▶ _What needs to be done_
The job is to find each line of the records below that includes the word "students" and copy it.

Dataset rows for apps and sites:
↓↓↓
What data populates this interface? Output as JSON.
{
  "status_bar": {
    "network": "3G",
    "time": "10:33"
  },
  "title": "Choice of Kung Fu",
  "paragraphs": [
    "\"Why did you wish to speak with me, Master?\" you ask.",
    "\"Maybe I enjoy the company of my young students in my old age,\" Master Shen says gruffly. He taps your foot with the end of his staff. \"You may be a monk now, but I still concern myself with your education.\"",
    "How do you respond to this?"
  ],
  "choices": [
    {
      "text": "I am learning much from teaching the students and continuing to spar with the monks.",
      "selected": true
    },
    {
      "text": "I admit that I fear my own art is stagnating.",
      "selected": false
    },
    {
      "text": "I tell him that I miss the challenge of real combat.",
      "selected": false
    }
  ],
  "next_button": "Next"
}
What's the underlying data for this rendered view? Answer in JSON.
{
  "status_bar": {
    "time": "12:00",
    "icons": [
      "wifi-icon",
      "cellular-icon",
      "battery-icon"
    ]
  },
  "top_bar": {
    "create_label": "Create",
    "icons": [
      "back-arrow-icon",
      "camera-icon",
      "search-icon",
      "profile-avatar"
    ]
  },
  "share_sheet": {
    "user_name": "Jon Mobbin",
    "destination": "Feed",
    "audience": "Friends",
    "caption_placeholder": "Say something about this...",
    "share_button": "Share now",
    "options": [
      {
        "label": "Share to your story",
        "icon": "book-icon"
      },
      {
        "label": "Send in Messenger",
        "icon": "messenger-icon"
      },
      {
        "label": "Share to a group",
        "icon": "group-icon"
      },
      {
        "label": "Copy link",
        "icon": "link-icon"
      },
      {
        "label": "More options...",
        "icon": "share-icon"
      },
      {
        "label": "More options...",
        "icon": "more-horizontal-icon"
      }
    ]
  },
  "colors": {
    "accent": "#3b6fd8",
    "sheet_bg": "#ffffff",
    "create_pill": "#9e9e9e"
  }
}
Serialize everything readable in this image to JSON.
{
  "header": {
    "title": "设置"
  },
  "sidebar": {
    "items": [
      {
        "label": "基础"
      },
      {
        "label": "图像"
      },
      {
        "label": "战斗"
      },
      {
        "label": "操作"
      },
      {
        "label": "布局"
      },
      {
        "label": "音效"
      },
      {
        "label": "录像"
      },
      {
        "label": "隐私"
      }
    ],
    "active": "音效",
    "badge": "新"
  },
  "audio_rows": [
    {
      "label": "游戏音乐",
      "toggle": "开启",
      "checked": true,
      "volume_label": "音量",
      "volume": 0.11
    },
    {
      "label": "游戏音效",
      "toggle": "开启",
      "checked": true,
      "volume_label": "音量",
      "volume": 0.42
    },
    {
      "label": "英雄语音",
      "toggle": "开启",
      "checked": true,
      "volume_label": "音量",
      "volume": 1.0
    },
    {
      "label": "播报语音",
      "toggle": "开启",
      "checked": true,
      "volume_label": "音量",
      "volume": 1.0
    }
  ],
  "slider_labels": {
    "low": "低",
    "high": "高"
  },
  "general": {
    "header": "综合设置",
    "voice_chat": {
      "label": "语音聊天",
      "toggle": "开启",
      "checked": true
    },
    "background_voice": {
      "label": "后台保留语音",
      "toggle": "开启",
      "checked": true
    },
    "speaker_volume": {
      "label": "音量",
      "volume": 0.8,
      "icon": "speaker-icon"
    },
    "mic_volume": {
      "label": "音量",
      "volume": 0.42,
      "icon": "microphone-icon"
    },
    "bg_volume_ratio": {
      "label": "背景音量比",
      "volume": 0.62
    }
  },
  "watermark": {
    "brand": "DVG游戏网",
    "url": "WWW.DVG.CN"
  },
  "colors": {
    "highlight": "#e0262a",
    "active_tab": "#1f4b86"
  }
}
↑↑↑
▶ _Output of the task_
    "\"Maybe I enjoy the company of my young students in my old age,\" Master Shen says gruffly. He taps your foot with the end of his staff. \"You may be a monk now, but I still concern myself with your education.\"",
      "text": "I am learning much from teaching the students and continuing to spar with the monks.",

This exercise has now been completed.